Over the years, we’ve traveled through various stages of mauve, gray, blue, and green, with almond and off-whites holding their place at the top of the popularity polls. It took us a long time to graduate from almond and off-white interiors, but we are now experiencing a true explosion in the use of color. Today, the most popular colors remain nature colors -- such as orange, green and brown.
It’s true that colors are cyclical in popularity, and there are other colors in the current palette. But think about it: where would we be without color? It’s frequently the most important consideration when we’re choosing building materials and decorative items for our homes. It has the potential to affect our moods and transform our surroundings.
Today’s trends can be described as cool, calm, collected colors, or happy, vibrant, playful hues. We’re seeing traditional colors steeped in American heritage, as well as ethnic and culturally diverse palettes. Colors today are also clean, crisp and uncomplicated! These are just a few ways to describe the color directions for 2003.
As always, varying consumer tastes ensure a veritable smorgasbord of color choices. What is different is that people are looking for comfort and reality when they think about feathering their nests. Because the global political and economic climate remains rocky, people are turning to the home as their sanctuary. That means that today’s color schemes show a decided movement toward home as a haven and a calming of color, which results in many more light, mid-toned and deepened shades.
Color is being led in two different directions: traditional colors (based in core and natural colors) and a fresher, more contemporary style that uses brighter colors.
With the advent of more sophisticated technology, the world of science and nature are one. At one time, color was developed apart from the manufacture of surface finish and base material. It was thought of as a coating. Today, most companies develop the surface finish, base material and color at the same time. Therefore, these technologies can produce and simulate effects of nature, such as the look of glass that has been tossed by the ocean.
Technology enables retro colors to move forward with more complexity and sophistication. If you compare yesterday’s avocado with today’s version, you will see a remarkable difference. Various technologies have brought about a more sophisticated look and acceptability to the color everyone was once willing to hate. Technology has enabled this color, as well as many others, to permeate all categories of building and furnishing materials, as well as fashion.
Many trade shows are exhibiting shades of red, purple, orange, and pink in values from primary to very washed and faded tones. You’ll also come across blues, from pale grayed to turquoise, to watery hues cast with green overtones and new neutrals tinted with whitened pastels. Manufacturers collaborated to make any designer’s New Year’s color wish come true!
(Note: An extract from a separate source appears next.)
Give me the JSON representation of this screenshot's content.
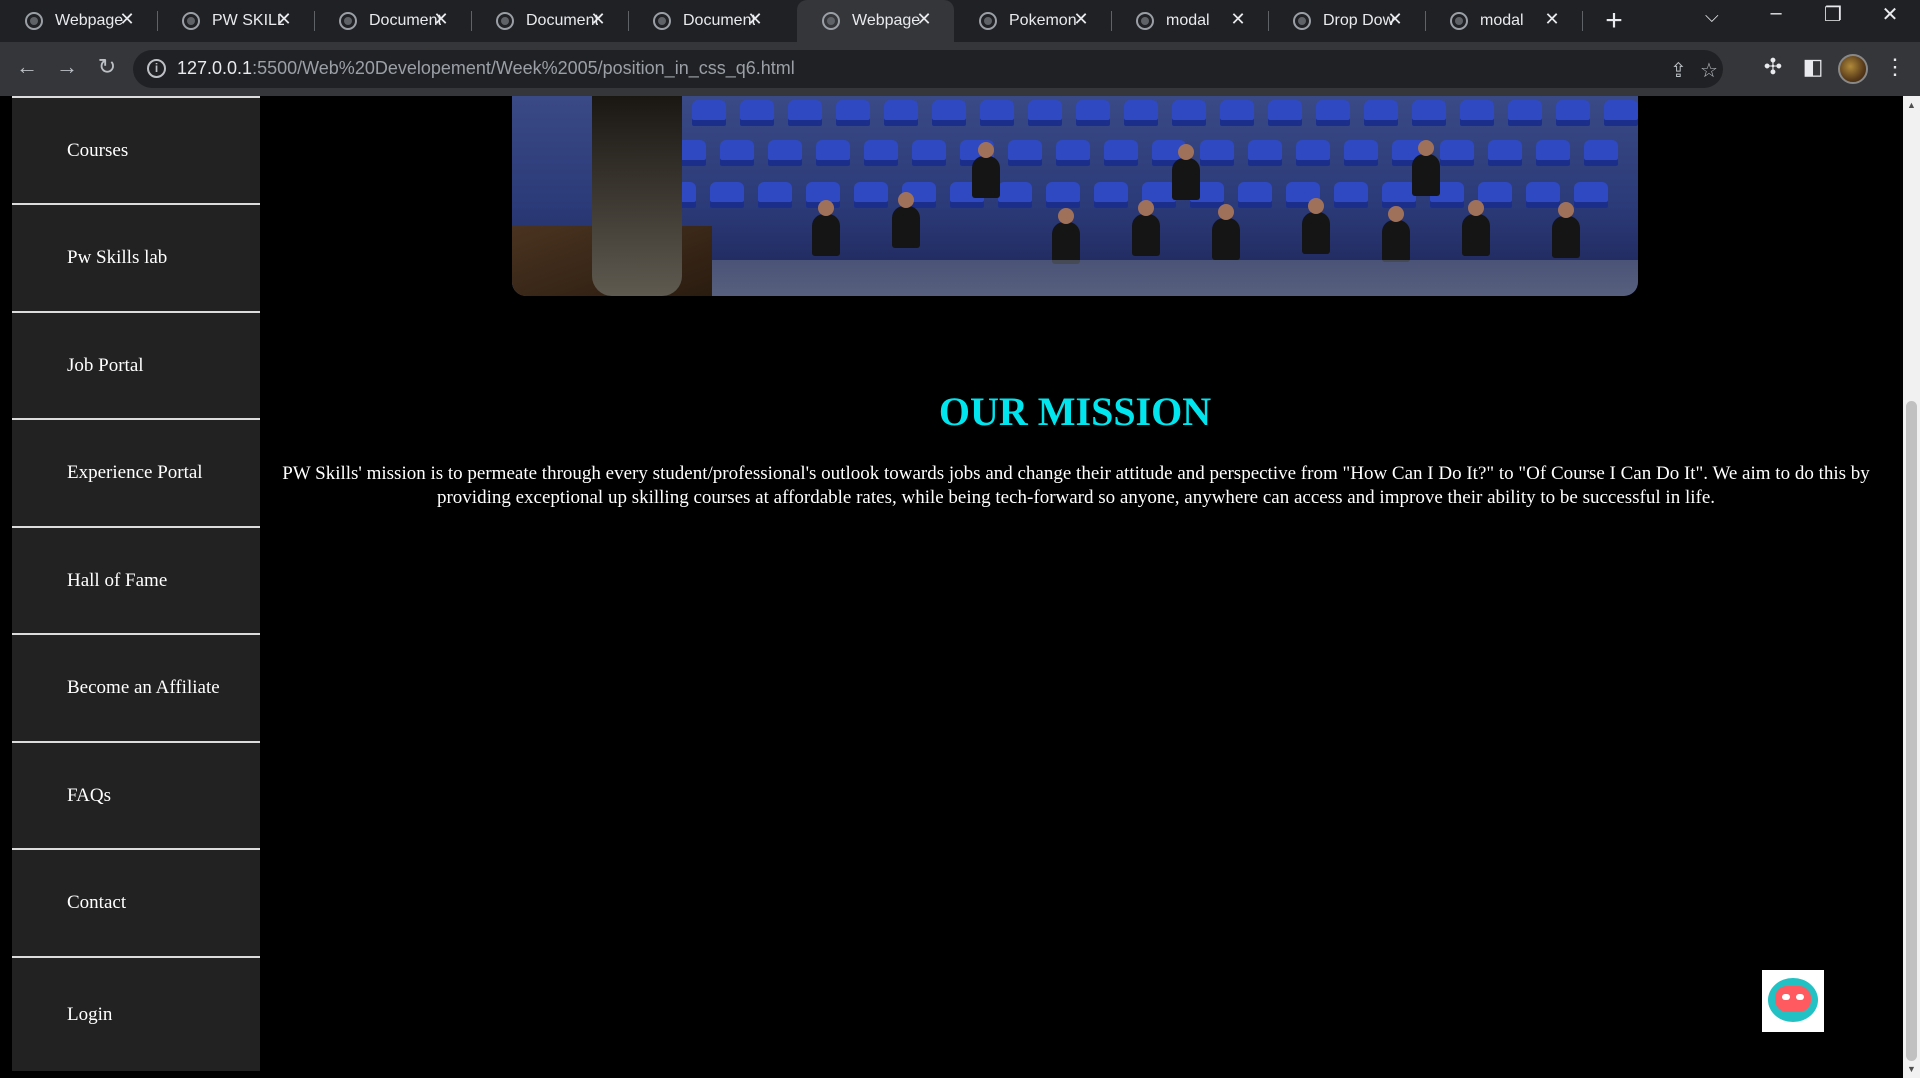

Orange -- Considered by some to be the hot accent color, it will return to its retro roots by the end of the year as burnt orange or rust.
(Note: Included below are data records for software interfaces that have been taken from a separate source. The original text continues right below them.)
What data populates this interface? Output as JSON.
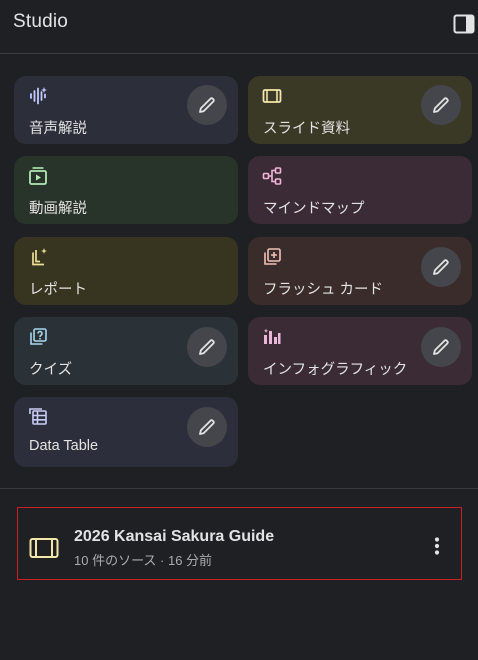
{
  "header": {
    "title": "Studio",
    "toggle_icon": "side-panel-icon"
  },
  "cards": [
    {
      "label": "音声解説",
      "icon": "audio-waveform-icon",
      "color": "#2c2e3a",
      "accent": "#c4c8ff"
    },
    {
      "label": "スライド資料",
      "icon": "slides-icon",
      "color": "#3a3926",
      "accent": "#f2e7a8"
    },
    {
      "label": "動画解説",
      "icon": "video-overview-icon",
      "color": "#283329",
      "accent": "#b3e8b5"
    },
    {
      "label": "マインドマップ",
      "icon": "mind-map-icon",
      "color": "#3a2b36",
      "accent": "#f0b6d8"
    },
    {
      "label": "レポート",
      "icon": "report-icon",
      "color": "#37341f",
      "accent": "#ecdf96"
    },
    {
      "label": "フラッシュ カード",
      "icon": "flashcards-icon",
      "color": "#3a2c2b",
      "accent": "#f3c1b7"
    },
    {
      "label": "クイズ",
      "icon": "quiz-icon",
      "color": "#2a3137",
      "accent": "#a8d8ee"
    },
    {
      "label": "インフォグラフィック",
      "icon": "infographic-icon",
      "color": "#3a2b35",
      "accent": "#e9b8d6"
    },
    {
      "label": "Data Table",
      "icon": "data-table-icon",
      "color": "#2c2e3b",
      "accent": "#c9cdf6"
    }
  ],
  "note": {
    "title": "2026 Kansai Sakura Guide",
    "meta": "10 件のソース · 16 分前",
    "icon": "slides-icon",
    "menu_icon": "more-vert-icon"
  }
}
Blue -- With any downturn in the economy, blue always returns to the forefront. Continue to look for watery blues and ocean blue-greens.
Red -- As delicious as a ripe apple, red will lean towards the blue side of the family.
Pink -- Once considered a shade of red, pink holds it’s own in the color market today. Not as gender specific as it once was, look for pink to become peach.
Green -- After a long, long run in popularity, green is becoming the new neutral.
Brown -- If you can envision coffee, walnut and chocolate, you have the appropriate shade of brown.
Purple -- A color that represents more than Barney the Dinosaur! Purple can be influenced by blue or red, and range in saturation from deep to pale.
Neutrals -- Bisque and white are back in the spotlight. But really, almost any color can be a neutral if it wants to be.
Black & White -- An old standard, but climbing in popularity and importance.
We can only hope that flooring retailers react to the opportunity to enliven their selections and give the consumer a chance to opt for something other than beige. Manufacturers have taken the initiative and washed every category in color, from the very moderate to luxury price points.
Color is an integral element in the new textures and embellishments now available in the marketplace. Metal elements have made their way into soft goods as well as the more durable, permanent-type materials. Manufacturers have also done a great job in devoting merchandising and marketing materials to educate and illustrate the use of their products. You get the total package!
I consider this to be a positive trend toward continued success in our business. There is life in the industry. We just have to make the most of it. Let color be your guiding influence.